ESPN's Chad Ford says general manager Daryl Morey will be busy in the coming weeks trying to improve the team. But being active is not the same thing as actually pulling off trades.
On the outside, it appears the best methodology for Houston is to sit tight and keep its flexibility into the offseason when it can add to the roster via free agency and not have to trade away any assets. If Morey is known for anything, it is that he is willing to sit on his assets, be patient and then pounce at the right time.
But, what if the trade deadline is the right time?
To get an idea of what might make sense for the Rockets in potential trades, first eliminate what does NOT make sense.
Ford is right. The most glaring weakness right now for the Rockets is at the power forward position. Patrick Patterson and Marcus Morris can both be described as nice. But neither seem like they should be the starter on a championship-contending team.
So, finding an upgrade at power forward is probably the best way to go.
If not, moving small forward Chandler Parsons to power forward and finding another wing player is another option. Statistically, that has had positive benefits on the floor.

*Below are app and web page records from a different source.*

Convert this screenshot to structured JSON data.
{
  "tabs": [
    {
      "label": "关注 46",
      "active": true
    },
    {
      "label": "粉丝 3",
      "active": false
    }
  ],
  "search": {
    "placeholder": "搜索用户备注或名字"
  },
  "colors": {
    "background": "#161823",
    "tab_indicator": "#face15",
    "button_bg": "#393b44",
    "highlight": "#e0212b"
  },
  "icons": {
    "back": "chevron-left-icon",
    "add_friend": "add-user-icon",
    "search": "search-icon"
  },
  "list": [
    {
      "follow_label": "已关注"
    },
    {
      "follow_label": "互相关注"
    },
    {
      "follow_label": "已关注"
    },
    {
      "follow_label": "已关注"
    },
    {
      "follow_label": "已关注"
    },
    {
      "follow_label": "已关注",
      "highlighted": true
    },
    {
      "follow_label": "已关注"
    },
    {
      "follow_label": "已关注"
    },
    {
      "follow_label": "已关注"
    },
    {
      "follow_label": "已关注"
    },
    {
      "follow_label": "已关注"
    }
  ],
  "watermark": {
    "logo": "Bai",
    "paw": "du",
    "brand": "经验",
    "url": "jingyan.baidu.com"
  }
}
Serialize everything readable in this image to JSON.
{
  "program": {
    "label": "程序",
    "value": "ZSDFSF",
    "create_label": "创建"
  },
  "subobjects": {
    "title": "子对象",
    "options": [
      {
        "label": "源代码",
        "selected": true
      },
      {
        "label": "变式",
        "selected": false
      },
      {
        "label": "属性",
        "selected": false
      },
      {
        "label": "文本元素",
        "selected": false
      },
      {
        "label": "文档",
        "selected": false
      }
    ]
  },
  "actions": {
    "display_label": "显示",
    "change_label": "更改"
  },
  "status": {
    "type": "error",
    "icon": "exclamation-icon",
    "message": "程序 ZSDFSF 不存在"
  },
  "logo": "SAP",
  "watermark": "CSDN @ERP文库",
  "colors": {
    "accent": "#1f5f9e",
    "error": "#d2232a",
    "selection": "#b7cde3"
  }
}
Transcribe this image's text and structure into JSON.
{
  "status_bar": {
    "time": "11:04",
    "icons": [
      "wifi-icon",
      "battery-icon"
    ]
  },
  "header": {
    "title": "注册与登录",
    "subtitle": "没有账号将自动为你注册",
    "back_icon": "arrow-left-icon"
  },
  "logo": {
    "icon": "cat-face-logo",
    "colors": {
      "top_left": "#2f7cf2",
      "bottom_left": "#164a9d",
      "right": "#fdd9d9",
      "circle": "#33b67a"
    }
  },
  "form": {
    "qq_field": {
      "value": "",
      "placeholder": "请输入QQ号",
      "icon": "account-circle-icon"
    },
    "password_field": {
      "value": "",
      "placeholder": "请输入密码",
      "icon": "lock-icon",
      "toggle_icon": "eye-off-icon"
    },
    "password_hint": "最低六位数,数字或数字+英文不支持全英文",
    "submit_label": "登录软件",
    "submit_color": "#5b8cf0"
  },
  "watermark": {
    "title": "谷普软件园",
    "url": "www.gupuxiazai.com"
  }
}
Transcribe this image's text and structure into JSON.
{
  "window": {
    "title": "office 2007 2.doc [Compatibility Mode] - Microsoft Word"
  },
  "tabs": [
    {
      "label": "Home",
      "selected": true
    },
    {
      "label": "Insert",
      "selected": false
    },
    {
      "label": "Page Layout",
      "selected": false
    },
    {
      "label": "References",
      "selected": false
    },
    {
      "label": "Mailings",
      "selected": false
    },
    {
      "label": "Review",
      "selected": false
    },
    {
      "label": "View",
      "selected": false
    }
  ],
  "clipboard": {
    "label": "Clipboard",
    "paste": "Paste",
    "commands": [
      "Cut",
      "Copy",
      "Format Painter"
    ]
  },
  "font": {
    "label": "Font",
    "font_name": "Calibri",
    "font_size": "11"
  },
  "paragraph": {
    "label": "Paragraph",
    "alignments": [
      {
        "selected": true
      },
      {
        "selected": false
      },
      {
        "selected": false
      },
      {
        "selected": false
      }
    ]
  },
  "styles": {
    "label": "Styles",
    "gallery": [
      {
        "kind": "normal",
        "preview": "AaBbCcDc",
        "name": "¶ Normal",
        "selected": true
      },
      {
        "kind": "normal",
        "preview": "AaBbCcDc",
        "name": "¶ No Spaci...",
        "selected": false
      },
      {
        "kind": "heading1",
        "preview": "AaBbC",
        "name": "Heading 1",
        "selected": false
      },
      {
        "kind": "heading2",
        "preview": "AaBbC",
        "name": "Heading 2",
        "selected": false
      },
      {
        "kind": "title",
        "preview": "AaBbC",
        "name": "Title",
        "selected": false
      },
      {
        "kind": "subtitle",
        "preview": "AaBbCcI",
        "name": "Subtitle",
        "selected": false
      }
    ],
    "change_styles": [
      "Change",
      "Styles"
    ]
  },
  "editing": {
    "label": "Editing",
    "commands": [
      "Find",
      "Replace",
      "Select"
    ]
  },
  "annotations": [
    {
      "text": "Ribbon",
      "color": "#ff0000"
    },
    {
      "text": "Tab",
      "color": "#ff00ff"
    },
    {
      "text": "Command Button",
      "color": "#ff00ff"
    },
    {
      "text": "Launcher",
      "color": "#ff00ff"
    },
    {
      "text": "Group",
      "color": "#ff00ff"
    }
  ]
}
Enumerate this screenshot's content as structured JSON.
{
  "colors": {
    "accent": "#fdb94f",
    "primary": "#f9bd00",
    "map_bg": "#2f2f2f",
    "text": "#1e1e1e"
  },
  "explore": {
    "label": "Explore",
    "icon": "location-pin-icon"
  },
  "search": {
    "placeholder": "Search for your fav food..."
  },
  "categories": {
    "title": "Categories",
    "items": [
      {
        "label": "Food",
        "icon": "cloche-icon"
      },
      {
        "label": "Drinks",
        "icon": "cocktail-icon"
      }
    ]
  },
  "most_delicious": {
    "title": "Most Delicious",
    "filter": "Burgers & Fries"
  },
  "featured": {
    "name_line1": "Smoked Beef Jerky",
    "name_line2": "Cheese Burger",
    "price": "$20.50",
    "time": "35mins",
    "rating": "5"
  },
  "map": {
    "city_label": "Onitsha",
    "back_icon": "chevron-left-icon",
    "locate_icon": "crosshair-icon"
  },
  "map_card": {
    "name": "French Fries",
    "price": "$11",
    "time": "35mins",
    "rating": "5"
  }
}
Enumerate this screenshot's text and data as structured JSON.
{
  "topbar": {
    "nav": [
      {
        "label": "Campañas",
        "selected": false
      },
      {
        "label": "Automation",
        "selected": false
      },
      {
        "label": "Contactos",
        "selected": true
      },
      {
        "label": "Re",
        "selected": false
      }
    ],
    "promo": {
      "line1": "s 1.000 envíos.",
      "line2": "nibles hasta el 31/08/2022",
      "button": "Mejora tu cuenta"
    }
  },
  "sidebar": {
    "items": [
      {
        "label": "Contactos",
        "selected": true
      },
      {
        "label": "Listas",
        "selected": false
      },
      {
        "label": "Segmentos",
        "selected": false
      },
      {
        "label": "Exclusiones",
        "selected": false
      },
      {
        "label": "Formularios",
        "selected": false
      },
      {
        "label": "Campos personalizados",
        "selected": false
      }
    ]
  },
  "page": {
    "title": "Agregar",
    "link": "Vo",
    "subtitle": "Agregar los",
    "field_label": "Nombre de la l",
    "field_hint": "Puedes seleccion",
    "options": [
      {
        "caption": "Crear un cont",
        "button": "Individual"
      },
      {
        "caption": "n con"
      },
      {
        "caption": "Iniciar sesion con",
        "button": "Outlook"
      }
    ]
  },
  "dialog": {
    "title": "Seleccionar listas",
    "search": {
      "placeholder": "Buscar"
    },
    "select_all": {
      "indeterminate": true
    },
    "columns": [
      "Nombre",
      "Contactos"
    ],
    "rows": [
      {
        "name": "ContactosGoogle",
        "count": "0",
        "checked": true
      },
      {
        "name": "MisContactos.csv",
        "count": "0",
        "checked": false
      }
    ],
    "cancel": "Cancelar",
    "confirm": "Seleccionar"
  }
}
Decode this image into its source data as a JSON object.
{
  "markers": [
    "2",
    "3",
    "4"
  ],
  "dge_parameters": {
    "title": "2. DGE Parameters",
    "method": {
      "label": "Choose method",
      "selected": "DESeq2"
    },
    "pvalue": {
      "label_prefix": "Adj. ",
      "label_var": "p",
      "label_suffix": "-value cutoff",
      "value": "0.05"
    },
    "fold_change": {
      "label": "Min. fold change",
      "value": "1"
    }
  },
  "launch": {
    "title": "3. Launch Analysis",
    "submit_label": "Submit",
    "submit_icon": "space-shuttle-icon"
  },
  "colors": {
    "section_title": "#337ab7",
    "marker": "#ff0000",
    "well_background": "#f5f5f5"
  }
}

Plenty of available players fit the bill. But not all make sense.
DeMarcus Cousins? Too much trouble. Ersan Ilyasova? Not enough production for $8 million each of the next three seasons. Andrea Bargnani, Pau Gasol or Danny Granger? Too many injury worries.
That leaves six plausible options left for the Rockets. In order of worst fit to best fit:
Zach Randolph and Al Jefferson
Both power forwards are very good players. But neither one fits the up-tempo style of play the Rockets have created and are trying to reinforce.
Randolph, 31, and Jefferson, 28, are getting old in NBA years and both are more tortoises than hares. Randolph has two more years on his contract after 2012-13, while Jefferson is a free agent at season's end.
Each guy would represent an upgrade at the power forward spot. But, neither one seems like a logical target for the Rockets.
This would be the one player that would cause Parsons to move up to the big forward position.
Gay is a very nice player. But is he a difference maker?
Only once has he averaged over 20 points a game, and that was back in 2007-08.
With a contract that will pay him $37 million in 2013-14 and 2014-15, Gay would represent the one major bullet the Rockets have left to fire in shaping this core.
Is a Lin-Harden-Gay-Parsons-Asik starting five a championship contender?
Those who think the addition of Gay along with improvements from Lin, Parsons and Omer Asik will morph Houston into contender would probably be willing to pony up for Gay.
It seems, at least in the present, that lineup falls a bit short of contender status.
We're getting a little closer to plausibility.
Smith is in the last year of his contract on an Atlanta Hawks team that is positioning itself for free agency next summer. All signs point to him being moved before the deadline.
Smith is the most athletic power forward not named LeBron James and is capable of special things on both sides of the floor. His youth falls in line with the rest of the Rockets squad.
So what's the hold-up?
Well, let's just say Smith's basketball acumen is less than stellar. His on-again, off-again bouts with coaches is well-documented, even as recently as last week. His affection for long jump shots is mind-boggling. And his overall attitude leaves a lot to be desired.
For a young team with good chemistry, Smith may be the one bad apple that spoils the bushel.
Now we're talking.
Millsap checks off a lot of requirements on the Rockets' wish list.
A young, athletic, two-way player who can get up and down the floor and works hard.
Also a free agent at the end of the season, the Rockets would probably be wise to try to sign him long-term.
But, Millsap would bring Houston an ever-improving player who fits the mold at a fairly at a more modest price (maybe $11 million - $12 million per season).
We have a winner!
This would be the ideal trade target for the Rockets, both for the present and the future. He is skilled, big enough to go to work down low and athletic enough to keep up with The Running McHales.
At over 20 points and almost nine rebounds per game, Aldridge's numbers are those of a big-time player. Those numbers also mean the Portland Trail Blazers may not be so eager to move him.
The Rockets would be looking at dumping a lot of assets to obtain Aldridge's services. With no 2013 draft picks as of now, the Rockets may also have to dip into the 2014 draft pick supply to sweeten the pot for Portland.
But Lin-Harden-Parsons-Aldridge-Asik is a pretty good starting group. Admittedly, Houston's bench would take a hit with guys like Patterson, Greg Smith, Toney Douglas and James Anderson still in reserve.
Aldridge is signed for two years on top of this season at just $29 million ($8 million less than Gay). Given their current salary figures, that would still leave Houston approximately $6 million under the cap.
Again, the Rockets would be better served to wait out this season, continue to gel and wait for the 2013 free agents or the loaded 2014 free agent class.
But if they are set on making a trade in February, there are ways to improve the club, albeit at the cost of many of their assets.